There’s a lot to be said about leftovers – thrifty, comforting, time-saving and, in many cases, even more delicious than in their original state, as is the case with stews, ragus, and anything where flavours left mingling for days only improves the dish. Whether you’re cooking for one, for many or are a sleep-deprived new mother at the beck and call of a six-month old, re-inventing leftovers can sometimes be the best answer to dinner.
Gli avanzi, leftovers, also the backbone of traditional peasant cooking. Leftover bones make broth. Leftover bread makes hearty Tuscan soups. Leftover ragu fills stuffed vegetables or arancini, for example. Leftover risotto the same. Even leftover roast beef, bollito (boiled meat) or crumbed cotoletta alla milanese can make the most delicious meal of braciole rifatte, while leftover chicken alla cacciatora becomes pollo scappato (that would be the tomato sauce, flavoured by the chicken, but minus the chicken). Big batches of seasonal fruit or vegetables that are homegrown or the cheapest produce at the market mean you could be eating the same thing for days – so a little reinvention goes a long way, even for a peasant.

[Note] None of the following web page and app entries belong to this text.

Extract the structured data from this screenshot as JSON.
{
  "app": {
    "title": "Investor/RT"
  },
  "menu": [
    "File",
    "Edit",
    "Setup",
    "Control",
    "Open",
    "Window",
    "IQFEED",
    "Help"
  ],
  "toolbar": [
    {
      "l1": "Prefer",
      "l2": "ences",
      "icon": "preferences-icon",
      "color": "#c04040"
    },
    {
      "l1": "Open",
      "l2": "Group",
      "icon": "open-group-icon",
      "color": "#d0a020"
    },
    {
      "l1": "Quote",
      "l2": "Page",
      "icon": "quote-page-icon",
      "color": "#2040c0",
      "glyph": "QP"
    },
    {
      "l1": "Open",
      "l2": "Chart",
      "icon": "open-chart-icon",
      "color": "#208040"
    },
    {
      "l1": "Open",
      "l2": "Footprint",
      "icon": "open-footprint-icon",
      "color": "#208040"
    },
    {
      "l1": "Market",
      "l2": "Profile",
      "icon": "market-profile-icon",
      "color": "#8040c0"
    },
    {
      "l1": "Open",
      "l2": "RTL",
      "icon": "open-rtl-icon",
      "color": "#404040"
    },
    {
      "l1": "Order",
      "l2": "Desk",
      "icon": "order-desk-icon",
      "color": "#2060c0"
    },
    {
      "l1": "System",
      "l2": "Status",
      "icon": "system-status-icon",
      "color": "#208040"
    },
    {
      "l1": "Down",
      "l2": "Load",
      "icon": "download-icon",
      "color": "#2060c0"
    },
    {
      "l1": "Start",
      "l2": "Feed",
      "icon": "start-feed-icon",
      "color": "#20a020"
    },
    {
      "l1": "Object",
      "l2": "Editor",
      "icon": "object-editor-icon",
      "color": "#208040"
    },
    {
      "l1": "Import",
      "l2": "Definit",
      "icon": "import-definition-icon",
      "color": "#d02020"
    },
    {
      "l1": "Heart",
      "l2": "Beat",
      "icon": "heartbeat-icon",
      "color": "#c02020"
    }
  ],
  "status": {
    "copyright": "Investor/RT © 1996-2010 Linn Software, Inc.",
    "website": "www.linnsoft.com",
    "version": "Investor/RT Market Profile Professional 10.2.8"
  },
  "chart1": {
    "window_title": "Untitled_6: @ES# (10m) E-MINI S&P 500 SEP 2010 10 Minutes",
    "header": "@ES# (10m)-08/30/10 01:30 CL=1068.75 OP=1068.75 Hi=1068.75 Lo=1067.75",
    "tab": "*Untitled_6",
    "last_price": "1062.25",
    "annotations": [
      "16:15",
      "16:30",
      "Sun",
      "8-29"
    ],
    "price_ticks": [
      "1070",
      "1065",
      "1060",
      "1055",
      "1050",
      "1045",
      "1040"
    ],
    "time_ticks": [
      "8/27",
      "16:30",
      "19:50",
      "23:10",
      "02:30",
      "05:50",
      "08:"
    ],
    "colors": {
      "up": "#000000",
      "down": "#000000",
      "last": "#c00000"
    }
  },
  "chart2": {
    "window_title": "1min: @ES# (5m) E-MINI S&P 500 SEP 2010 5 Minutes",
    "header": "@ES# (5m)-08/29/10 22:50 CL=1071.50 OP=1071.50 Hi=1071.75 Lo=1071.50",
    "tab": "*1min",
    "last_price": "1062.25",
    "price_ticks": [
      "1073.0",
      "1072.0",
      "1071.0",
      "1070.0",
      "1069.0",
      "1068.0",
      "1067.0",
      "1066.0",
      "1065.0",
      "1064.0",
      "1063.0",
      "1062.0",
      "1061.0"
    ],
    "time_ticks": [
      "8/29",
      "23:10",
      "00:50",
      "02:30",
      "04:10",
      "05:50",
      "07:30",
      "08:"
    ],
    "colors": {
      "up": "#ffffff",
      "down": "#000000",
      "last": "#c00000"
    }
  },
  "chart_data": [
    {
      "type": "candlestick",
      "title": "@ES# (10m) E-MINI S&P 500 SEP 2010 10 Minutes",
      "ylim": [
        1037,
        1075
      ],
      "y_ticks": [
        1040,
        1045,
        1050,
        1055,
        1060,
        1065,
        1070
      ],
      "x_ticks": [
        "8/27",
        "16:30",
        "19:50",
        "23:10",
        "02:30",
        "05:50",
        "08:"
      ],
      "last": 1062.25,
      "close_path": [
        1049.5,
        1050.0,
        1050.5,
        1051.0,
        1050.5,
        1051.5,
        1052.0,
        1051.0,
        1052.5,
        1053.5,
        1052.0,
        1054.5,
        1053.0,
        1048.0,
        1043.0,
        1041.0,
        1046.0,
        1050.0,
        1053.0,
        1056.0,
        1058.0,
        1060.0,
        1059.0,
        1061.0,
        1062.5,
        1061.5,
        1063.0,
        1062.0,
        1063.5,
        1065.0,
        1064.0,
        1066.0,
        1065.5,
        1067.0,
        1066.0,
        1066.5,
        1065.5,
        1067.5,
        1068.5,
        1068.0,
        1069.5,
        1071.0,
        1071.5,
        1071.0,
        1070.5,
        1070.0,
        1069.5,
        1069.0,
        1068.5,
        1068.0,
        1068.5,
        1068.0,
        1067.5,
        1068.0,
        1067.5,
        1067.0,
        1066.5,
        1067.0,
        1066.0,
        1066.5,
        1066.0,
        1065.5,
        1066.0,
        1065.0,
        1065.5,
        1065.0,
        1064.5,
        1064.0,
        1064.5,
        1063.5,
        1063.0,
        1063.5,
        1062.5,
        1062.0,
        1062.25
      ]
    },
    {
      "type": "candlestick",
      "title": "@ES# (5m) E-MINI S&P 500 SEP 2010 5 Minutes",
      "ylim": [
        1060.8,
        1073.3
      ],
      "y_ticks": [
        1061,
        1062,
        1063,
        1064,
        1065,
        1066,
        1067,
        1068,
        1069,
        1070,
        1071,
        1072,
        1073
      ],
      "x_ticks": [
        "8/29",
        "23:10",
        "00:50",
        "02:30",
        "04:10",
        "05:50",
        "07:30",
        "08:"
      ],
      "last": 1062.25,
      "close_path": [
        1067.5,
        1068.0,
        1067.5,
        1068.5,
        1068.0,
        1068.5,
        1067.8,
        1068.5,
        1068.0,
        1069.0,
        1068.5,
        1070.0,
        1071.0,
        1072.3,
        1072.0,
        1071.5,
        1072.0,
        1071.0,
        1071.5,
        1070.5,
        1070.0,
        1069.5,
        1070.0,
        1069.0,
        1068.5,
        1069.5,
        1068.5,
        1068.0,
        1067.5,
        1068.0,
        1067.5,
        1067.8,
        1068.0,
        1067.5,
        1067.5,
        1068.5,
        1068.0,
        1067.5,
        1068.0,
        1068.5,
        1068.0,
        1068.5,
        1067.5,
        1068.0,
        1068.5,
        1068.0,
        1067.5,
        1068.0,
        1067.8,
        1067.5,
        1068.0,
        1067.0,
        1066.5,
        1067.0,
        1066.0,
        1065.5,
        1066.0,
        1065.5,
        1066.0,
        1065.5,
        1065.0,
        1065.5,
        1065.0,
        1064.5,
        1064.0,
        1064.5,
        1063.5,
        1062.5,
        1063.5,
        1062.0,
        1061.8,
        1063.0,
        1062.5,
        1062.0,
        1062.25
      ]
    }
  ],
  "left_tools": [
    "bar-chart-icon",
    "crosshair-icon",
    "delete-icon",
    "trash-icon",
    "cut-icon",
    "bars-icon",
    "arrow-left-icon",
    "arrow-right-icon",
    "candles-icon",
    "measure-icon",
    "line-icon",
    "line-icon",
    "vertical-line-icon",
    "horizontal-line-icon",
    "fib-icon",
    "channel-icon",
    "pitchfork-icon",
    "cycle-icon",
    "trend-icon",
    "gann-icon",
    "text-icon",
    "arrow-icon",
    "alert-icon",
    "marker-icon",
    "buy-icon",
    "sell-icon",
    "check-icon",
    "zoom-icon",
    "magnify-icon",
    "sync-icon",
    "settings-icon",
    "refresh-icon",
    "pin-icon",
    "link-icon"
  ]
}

Not every dish however produces good leftovers – leftover pasta, for example, often goes to waste. It’s just no good reheated unless it’s a baked pasta dish such as lasagne. But there is one rather clever way to use leftover pasta, so good, in fact, that you may want to prepare a fresh pot of pasta just as an excuse to make this dish! It’s a frittata, which is in itself one of the best dishes for using up things you have on hand (but with respect to the frittata, not everything always goes well in a frittata, more is less I say).
A handful of eggs, a handful of freshly grated Parmesan cheese, leftover spaghetti and some fresh herbs and you have yourself the perfect one-pan meal in under ten minutes. It can be eaten warm or cold and sliced into wedges or even made into individual portions in a muffin tray and baked, and is just as good as a portable picnic dish as an antipasto. What more could you ask for from some leftovers?
Frittata di spaghetti
Makes 1 pan sized frittata – enough for a simple lunch for two, perhaps with a salad, or as part of an antipasto for 4-6.
- 4-5 eggs
- A very generous handful of freshly grated Parmesan cheese
- Salt and pepper to taste
- 1 portion of pasta al pomodoro (about 80 grams of dried pasta, cooked and tossed in a tomato sauce)
- extra virgin olive oil
- Fresh herbs such as parsley, basil or oregano
Beat together the eggs and cheese until creamy. Season with salt and plenty of cracked pepper. Oil an ovenproof frying pan generously with extra virgin olive oil and place over a low flame. Arrange your spaghetti over the entire pan to cover it evenly. Allow to cook for 1 minute before pouring over the eggs – try to cover the pan evenly. Cook over low-medium heat until eggs begin to set, then transfer the pan to a grill to cook the top until golden. Serve warm or cold with freshly chopped herbs and for the carb-lovers, some crusty bread.
- This is nice with any long pasta, in fact in the photos I’ve used linguine instead of spaghetti. And naturally you can use pasta dressed in any sauce, really – pesto, amatriciana (guanciale and pecorino cheese are added to tomato sauce) or carbonara would all be fantastic.
- The amount of eggs you’ll need really depends on how much pasta you use, how large your eggs are and how thick you want your frittata. Go with your instincts and your preferences.
- If you’re making this for a picnic and you want it to be more manageable for eating with hands add an extra egg to cover the pasta.
Original Website: Frittata di spaghetti | Emiko Davies